Stored entries:
○ ○ ○ ○

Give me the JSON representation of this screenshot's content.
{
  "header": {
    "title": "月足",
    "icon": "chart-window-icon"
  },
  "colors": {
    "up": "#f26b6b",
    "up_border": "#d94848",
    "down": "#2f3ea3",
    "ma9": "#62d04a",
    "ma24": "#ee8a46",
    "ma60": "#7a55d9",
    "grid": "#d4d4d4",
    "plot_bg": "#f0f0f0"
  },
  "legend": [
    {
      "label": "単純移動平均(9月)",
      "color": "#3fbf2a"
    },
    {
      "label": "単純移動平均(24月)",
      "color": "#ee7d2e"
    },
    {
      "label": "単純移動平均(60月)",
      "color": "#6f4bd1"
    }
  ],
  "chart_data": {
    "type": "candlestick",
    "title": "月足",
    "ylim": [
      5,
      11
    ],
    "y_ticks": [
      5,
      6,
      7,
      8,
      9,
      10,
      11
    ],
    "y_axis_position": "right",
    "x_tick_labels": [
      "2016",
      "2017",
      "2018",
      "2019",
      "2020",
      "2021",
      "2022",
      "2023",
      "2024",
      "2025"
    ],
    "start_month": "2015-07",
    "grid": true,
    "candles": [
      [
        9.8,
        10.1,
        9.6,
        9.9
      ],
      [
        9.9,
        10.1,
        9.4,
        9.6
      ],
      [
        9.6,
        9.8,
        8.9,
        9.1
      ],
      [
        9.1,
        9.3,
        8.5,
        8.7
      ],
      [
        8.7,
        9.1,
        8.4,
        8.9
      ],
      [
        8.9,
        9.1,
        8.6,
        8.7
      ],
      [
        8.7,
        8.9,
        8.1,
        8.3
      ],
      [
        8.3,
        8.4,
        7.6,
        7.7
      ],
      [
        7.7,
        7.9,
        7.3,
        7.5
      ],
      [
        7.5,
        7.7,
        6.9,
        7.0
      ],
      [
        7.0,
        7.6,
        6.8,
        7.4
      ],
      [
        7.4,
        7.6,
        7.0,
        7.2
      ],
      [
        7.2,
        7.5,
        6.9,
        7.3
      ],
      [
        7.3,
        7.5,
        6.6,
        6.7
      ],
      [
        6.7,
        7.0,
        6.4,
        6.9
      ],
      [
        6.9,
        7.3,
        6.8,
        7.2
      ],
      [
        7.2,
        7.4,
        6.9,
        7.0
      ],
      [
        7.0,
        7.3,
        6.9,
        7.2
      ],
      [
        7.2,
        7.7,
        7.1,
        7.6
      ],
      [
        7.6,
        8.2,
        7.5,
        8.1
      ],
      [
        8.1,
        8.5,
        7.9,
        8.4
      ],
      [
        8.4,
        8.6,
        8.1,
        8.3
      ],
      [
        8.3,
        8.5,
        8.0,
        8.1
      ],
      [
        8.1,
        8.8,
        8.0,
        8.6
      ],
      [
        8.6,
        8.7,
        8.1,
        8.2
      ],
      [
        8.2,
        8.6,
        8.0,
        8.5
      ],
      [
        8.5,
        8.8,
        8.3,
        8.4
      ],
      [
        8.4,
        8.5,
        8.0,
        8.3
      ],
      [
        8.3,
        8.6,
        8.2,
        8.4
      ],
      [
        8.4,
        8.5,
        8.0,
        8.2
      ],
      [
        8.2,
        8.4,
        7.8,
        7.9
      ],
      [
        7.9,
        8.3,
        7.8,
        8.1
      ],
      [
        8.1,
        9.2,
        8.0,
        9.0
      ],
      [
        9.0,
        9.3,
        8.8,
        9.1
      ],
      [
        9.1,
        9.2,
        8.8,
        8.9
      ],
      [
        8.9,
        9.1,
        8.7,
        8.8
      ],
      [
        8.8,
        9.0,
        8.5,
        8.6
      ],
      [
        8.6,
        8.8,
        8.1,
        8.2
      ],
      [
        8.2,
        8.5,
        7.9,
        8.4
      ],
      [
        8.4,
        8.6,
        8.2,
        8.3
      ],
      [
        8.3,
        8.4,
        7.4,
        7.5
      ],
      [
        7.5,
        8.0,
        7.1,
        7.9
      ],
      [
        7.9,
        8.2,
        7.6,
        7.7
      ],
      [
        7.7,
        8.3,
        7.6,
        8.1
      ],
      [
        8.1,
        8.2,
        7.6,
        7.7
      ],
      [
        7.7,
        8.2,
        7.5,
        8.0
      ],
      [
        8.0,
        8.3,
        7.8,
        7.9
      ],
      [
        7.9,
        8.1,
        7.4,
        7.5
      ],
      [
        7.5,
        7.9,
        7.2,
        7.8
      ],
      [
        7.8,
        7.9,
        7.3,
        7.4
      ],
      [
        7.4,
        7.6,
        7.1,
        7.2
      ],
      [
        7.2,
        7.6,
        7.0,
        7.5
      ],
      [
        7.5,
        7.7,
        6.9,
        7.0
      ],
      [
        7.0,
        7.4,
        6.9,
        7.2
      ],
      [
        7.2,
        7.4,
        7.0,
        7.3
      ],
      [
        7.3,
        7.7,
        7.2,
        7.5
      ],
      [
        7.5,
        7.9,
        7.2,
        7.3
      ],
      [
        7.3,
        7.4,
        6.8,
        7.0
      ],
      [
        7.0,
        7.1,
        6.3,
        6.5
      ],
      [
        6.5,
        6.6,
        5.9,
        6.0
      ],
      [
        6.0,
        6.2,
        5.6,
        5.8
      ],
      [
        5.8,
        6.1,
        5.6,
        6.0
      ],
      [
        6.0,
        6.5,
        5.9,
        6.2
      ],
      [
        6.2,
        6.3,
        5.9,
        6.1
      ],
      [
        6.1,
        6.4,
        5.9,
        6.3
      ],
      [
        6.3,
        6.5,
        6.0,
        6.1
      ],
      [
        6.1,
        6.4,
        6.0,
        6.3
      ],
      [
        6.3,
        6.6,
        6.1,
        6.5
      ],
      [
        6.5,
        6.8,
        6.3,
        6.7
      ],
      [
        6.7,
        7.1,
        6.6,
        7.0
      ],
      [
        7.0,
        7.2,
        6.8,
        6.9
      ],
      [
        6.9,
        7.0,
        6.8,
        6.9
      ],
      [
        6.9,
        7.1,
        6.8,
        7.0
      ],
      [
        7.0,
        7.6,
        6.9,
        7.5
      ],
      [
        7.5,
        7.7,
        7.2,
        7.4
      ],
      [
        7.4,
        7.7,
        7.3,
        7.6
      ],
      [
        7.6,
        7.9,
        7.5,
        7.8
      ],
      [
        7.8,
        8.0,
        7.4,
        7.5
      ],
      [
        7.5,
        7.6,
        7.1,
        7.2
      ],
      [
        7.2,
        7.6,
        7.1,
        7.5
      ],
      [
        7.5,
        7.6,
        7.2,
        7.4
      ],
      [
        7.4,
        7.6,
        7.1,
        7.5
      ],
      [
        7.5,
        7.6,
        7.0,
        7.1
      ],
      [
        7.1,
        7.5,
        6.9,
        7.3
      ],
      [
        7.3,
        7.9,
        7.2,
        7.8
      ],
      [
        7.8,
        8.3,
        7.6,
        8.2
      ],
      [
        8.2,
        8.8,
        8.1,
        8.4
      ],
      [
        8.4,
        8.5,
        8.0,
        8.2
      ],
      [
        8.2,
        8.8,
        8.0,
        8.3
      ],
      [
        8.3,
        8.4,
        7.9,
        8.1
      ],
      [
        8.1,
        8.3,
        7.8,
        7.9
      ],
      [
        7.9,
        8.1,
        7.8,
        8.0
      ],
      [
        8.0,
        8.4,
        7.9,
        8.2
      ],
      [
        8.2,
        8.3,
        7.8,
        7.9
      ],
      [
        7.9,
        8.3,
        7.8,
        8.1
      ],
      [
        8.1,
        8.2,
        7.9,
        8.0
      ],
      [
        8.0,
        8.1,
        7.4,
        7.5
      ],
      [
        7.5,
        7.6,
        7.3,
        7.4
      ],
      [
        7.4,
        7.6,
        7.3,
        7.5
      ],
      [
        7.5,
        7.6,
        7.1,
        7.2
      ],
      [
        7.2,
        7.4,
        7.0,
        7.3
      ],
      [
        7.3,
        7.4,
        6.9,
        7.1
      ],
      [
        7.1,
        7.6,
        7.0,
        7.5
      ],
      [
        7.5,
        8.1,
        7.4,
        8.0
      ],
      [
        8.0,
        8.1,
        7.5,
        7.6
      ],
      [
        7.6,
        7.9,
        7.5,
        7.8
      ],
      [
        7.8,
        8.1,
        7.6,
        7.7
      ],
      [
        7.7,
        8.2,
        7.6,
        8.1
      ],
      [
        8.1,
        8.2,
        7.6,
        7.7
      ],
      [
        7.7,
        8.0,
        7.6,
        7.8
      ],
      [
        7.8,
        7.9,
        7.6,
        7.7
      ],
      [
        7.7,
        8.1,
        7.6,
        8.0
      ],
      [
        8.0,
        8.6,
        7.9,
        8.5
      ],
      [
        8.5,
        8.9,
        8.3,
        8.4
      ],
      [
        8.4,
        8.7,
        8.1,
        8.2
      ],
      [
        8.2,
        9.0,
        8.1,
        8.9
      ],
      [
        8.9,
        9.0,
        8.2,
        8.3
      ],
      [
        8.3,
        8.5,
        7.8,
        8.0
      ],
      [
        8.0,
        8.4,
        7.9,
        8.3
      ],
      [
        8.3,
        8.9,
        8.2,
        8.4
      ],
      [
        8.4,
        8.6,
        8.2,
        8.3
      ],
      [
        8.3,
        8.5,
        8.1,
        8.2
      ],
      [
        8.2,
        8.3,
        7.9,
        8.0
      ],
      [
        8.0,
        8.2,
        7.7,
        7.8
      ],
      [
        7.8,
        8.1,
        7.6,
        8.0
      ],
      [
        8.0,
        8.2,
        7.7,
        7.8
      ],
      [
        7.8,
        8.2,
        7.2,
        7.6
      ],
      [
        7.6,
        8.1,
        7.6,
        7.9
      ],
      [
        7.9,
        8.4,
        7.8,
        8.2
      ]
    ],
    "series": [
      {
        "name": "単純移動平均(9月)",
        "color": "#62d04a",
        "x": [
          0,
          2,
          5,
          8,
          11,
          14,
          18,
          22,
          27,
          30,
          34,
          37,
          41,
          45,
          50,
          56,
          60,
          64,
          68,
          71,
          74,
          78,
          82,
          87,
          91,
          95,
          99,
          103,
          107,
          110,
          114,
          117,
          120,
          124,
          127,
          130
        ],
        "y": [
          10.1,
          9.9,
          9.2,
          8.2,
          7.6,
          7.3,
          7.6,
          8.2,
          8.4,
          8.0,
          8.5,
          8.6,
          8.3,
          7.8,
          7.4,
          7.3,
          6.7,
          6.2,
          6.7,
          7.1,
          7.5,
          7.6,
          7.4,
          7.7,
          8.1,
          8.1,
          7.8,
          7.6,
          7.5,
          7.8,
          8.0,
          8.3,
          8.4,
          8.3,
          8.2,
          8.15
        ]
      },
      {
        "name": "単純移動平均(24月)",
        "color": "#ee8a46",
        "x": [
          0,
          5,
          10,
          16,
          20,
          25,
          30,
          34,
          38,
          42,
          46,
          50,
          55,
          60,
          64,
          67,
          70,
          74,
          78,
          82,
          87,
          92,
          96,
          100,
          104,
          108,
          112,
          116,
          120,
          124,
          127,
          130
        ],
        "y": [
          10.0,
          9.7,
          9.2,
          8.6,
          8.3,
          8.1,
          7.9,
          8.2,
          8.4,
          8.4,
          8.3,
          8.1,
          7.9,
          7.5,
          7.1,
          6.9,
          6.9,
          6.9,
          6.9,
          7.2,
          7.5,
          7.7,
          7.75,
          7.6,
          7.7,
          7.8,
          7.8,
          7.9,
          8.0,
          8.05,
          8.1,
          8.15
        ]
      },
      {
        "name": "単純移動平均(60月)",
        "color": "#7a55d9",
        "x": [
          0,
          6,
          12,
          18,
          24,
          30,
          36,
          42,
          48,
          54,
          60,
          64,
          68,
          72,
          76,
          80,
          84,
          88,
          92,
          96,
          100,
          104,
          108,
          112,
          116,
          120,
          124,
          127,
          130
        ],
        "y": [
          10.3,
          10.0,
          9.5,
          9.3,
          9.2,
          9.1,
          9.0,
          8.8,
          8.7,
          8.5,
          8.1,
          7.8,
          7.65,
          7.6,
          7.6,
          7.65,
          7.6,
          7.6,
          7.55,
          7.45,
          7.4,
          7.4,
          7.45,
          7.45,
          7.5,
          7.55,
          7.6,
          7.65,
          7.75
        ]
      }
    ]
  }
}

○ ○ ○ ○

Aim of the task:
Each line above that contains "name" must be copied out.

Problem solution:
        "name": "単純移動平均(9月)",
        "name": "単純移動平均(24月)",
        "name": "単純移動平均(60月)",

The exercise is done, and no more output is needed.